Right to privacy
The Aadhaar bill might safeguard that right adequately, but the relevance of the issue goes beyond one project
Latest News »
- How virtual reality, augmented reality are making sports livelier
- IRDA identifies 6 insurers to take over Sahara India Life Insurance
- Market round-up: Oil’s bearish bets prompt warning of violent rally
- Pro Kabaddi League 2017: advertisers number up three-fold in 5th season
- Corporate rights and the backlash against globalization
The spotlight has been trained on the individual’s right to privacy under the Indian Constitution in recent years because of the Aadhaar project. The Aadhaar bill might safeguard that right adequately, but the relevance of the issue goes beyond one project.
In 1954, the Supreme Court ruled that the Constitution did not recognize the fundamental right to privacy, only for later, albeit smaller, benches to rule that such a right was implied in Article 21, guaranteeing the right to life and personal liberty. The matter was referred to a five-judge constitution bench last year.

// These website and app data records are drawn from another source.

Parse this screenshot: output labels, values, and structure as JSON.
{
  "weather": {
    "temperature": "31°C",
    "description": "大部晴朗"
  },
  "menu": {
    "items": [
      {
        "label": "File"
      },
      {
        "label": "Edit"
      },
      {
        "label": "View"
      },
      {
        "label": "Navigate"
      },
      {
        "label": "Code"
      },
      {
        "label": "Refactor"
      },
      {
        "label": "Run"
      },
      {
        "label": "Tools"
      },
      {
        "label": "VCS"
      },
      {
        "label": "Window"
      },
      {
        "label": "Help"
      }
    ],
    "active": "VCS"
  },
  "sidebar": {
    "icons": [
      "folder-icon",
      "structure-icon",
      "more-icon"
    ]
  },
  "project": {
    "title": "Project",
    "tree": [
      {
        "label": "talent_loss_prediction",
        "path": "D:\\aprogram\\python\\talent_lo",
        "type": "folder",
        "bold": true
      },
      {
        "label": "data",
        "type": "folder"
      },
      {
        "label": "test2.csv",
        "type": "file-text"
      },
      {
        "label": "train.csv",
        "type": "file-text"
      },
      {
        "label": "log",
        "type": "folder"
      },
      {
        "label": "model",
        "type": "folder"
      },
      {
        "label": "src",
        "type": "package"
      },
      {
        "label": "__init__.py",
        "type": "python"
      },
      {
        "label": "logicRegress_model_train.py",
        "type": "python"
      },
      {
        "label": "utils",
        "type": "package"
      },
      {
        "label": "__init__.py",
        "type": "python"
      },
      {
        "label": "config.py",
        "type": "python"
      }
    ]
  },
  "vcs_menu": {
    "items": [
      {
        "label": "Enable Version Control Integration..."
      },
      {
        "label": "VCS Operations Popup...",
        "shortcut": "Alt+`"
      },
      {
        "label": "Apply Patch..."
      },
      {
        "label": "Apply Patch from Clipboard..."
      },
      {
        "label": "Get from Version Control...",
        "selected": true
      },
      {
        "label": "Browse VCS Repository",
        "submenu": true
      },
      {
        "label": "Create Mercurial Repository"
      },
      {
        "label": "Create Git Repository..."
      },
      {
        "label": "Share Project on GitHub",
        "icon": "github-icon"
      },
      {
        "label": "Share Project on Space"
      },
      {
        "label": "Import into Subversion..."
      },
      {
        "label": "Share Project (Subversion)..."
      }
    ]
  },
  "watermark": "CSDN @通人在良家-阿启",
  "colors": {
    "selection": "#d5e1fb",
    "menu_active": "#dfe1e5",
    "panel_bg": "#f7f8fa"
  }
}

But by leaving the issue to the judiciary, the legislature is ducking its responsibility. The justice Shah committee report had made a strong case for a Privacy Act to explicitly enshrine the concept in the statute books. The government would do well to follow through and fall in line with globally accepted privacy principles.